Nicole Burdette's reminiscence, received this morning (posted here) took me back to my time at Paris Review with Plimpton.
There was a time when at the office on East 72nd Street all manner of diverse gossip swirled. Even, so I gathered, about me... patently false rumors I should add. At the time I found all this talk a little upsetting, but George made a concerted to effort to instruct me in an important life lesson, to teach me to ignore gossip... some of which, of course, he being a mischief-maker probably had a hand in unleashing. In his office upstairs he adopted a sage-like pose, leaned back in his chair, and offered this bit of wisdom: "James, halitosis is better than no breath at all. You know, just as long as they're talking about you, it’s all right." I could only shake my head.

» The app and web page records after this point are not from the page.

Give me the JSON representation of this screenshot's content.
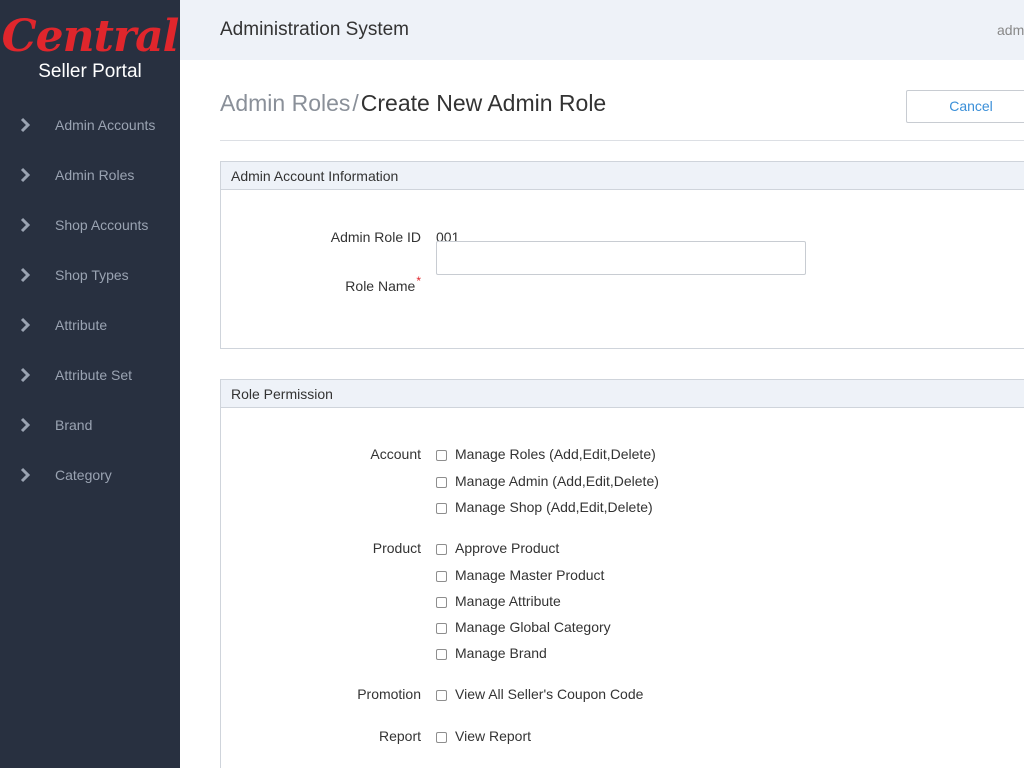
{
  "brand": {
    "logo_text": "Central",
    "portal_label": "Seller Portal"
  },
  "header": {
    "title": "Administration System",
    "user": "adm"
  },
  "sidebar": {
    "items": [
      {
        "label": "Admin Accounts"
      },
      {
        "label": "Admin Roles"
      },
      {
        "label": "Shop Accounts"
      },
      {
        "label": "Shop Types"
      },
      {
        "label": "Attribute"
      },
      {
        "label": "Attribute Set"
      },
      {
        "label": "Brand"
      },
      {
        "label": "Category"
      }
    ]
  },
  "breadcrumb": {
    "parent": "Admin Roles",
    "separator": "/",
    "current": "Create New Admin Role"
  },
  "actions": {
    "cancel_label": "Cancel"
  },
  "account_info": {
    "title": "Admin Account Information",
    "role_id_label": "Admin Role ID",
    "role_id_value": "001",
    "role_name_label": "Role Name",
    "required_mark": "*",
    "role_name_value": ""
  },
  "permissions": {
    "title": "Role Permission",
    "groups": [
      {
        "label": "Account",
        "options": [
          "Manage Roles (Add,Edit,Delete)",
          "Manage Admin (Add,Edit,Delete)",
          "Manage Shop (Add,Edit,Delete)"
        ]
      },
      {
        "label": "Product",
        "options": [
          "Approve Product",
          "Manage Master Product",
          "Manage Attribute",
          "Manage Global Category",
          "Manage Brand"
        ]
      },
      {
        "label": "Promotion",
        "options": [
          "View All Seller's Coupon Code"
        ]
      },
      {
        "label": "Report",
        "options": [
          "View Report"
        ]
      }
    ]
  },
  "colors": {
    "sidebar_bg": "#283040",
    "brand_red": "#e0262c",
    "link_blue": "#3a8fd8",
    "header_bg": "#eef2f8"
  }
}
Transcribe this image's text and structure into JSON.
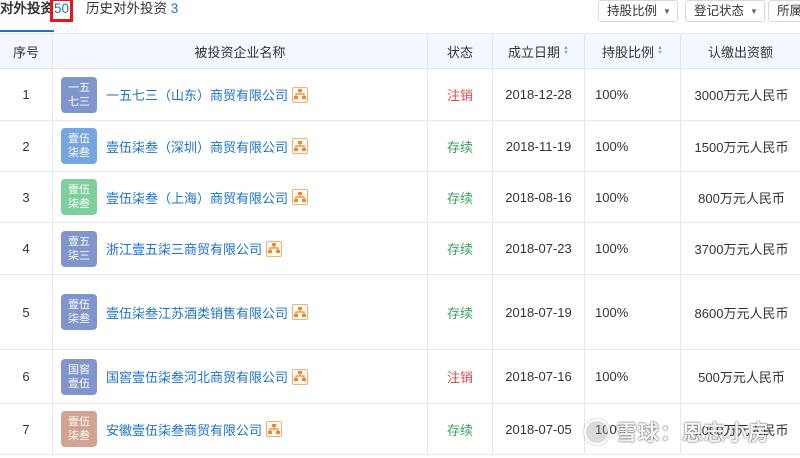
{
  "tabs": {
    "current": {
      "label": "对外投资",
      "count": "50"
    },
    "history": {
      "label": "历史对外投资",
      "count": "3"
    }
  },
  "filters": [
    {
      "label": "持股比例"
    },
    {
      "label": "登记状态"
    },
    {
      "label": "所属"
    }
  ],
  "table": {
    "columns": [
      "序号",
      "被投资企业名称",
      "状态",
      "成立日期",
      "持股比例",
      "认缴出资额"
    ],
    "rows": [
      {
        "index": "1",
        "logo": "一五七三",
        "logo_color": "#7f95cc",
        "name": "一五七三（山东）商贸有限公司",
        "status": "注销",
        "status_type": "cancel",
        "date": "2018-12-28",
        "share": "100%",
        "capital": "3000万元人民币"
      },
      {
        "index": "2",
        "logo": "壹伍柒叁",
        "logo_color": "#77a6de",
        "name": "壹伍柒叁（深圳）商贸有限公司",
        "status": "存续",
        "status_type": "active",
        "date": "2018-11-19",
        "share": "100%",
        "capital": "1500万元人民币"
      },
      {
        "index": "3",
        "logo": "壹伍柒叁",
        "logo_color": "#7fcf9e",
        "name": "壹伍柒叁（上海）商贸有限公司",
        "status": "存续",
        "status_type": "active",
        "date": "2018-08-16",
        "share": "100%",
        "capital": "800万元人民币"
      },
      {
        "index": "4",
        "logo": "壹五柒三",
        "logo_color": "#7f95cc",
        "name": "浙江壹五柒三商贸有限公司",
        "status": "存续",
        "status_type": "active",
        "date": "2018-07-23",
        "share": "100%",
        "capital": "3700万元人民币"
      },
      {
        "index": "5",
        "logo": "壹伍柒叁",
        "logo_color": "#7f95cc",
        "name": "壹伍柒叁江苏酒类销售有限公司",
        "status": "存续",
        "status_type": "active",
        "date": "2018-07-19",
        "share": "100%",
        "capital": "8600万元人民币"
      },
      {
        "index": "6",
        "logo": "国窖壹伍",
        "logo_color": "#7f95cc",
        "name": "国窖壹伍柒叁河北商贸有限公司",
        "status": "注销",
        "status_type": "cancel",
        "date": "2018-07-16",
        "share": "100%",
        "capital": "500万元人民币"
      },
      {
        "index": "7",
        "logo": "壹伍柒叁",
        "logo_color": "#d2a392",
        "name": "安徽壹伍柒叁商贸有限公司",
        "status": "存续",
        "status_type": "active",
        "date": "2018-07-05",
        "share": "100%",
        "capital": "1000万元人民币"
      }
    ]
  },
  "colors": {
    "link": "#1a73c9",
    "cancel": "#e04a4a",
    "active": "#3aa05c",
    "header_bg": "#f2f8fe",
    "highlight_box": "#e8141b"
  },
  "watermark": {
    "text": "雪球：恩志小房"
  }
}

One night, a week or so later, a work drink with a young woman in publicity from Random House turned, at her suggestion, into dinner, and then a sort of date. At one point, she put her fork down, stared at me intently and asked “Is it true you procure black transvestites for George Plimpton?" I burst out laughing. It was so absurd. But oddly I suddenly had a free feeling. I realized there came a time in life when attention began to be paid, even in a small way, and there really was little you could do to control what people said about you. It really was much better just to learn to let it slide off your back. The very life lesson George had tried to impart.
The next morning I went into George’s office to tell him I finally saw that, after all, he’d been right. Well, I told him the story of the night before, the dinner, and he hit the roof—“She said WHAT?!” Who is this?” I had to back out of his office saying, "Halitosis. George, remember halitosis!"
- James Linville